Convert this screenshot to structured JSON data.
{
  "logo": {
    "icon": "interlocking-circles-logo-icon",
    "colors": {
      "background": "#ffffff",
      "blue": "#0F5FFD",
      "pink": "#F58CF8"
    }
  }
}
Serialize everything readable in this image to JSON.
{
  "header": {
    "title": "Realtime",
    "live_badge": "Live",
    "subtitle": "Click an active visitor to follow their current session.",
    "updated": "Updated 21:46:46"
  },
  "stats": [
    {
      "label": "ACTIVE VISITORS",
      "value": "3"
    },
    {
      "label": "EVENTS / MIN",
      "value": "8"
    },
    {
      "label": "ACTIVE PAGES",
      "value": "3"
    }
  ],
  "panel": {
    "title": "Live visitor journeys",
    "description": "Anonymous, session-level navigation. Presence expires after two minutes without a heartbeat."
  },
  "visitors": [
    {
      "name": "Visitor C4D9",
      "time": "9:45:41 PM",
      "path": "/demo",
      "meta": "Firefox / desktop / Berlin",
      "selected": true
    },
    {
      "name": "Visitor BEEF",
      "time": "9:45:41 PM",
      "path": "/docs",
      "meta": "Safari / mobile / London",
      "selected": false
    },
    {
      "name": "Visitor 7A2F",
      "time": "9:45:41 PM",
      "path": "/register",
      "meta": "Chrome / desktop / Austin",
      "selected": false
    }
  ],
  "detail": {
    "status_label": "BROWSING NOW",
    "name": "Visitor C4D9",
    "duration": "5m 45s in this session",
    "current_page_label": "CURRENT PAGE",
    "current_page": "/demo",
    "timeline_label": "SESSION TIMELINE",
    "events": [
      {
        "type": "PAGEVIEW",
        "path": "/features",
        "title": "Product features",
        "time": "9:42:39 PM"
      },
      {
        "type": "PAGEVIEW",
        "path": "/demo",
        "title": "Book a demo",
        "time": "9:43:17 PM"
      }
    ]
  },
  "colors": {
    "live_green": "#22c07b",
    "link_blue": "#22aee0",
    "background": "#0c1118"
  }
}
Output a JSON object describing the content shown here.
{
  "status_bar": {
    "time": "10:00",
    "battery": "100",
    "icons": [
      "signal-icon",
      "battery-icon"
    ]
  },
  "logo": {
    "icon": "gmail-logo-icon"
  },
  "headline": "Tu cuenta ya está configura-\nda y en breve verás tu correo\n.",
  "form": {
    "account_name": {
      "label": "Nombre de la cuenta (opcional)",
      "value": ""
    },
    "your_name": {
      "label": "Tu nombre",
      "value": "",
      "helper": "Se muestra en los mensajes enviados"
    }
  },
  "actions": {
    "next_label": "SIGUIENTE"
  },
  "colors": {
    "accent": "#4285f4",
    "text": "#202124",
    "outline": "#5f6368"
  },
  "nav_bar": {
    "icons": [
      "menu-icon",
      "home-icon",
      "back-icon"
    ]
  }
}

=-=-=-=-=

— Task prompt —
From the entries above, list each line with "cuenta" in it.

— Answer section —
  "headline": "Tu cuenta ya está configura-\nda y en breve verás tu correo\n.",
      "label": "Nombre de la cuenta (opcional)",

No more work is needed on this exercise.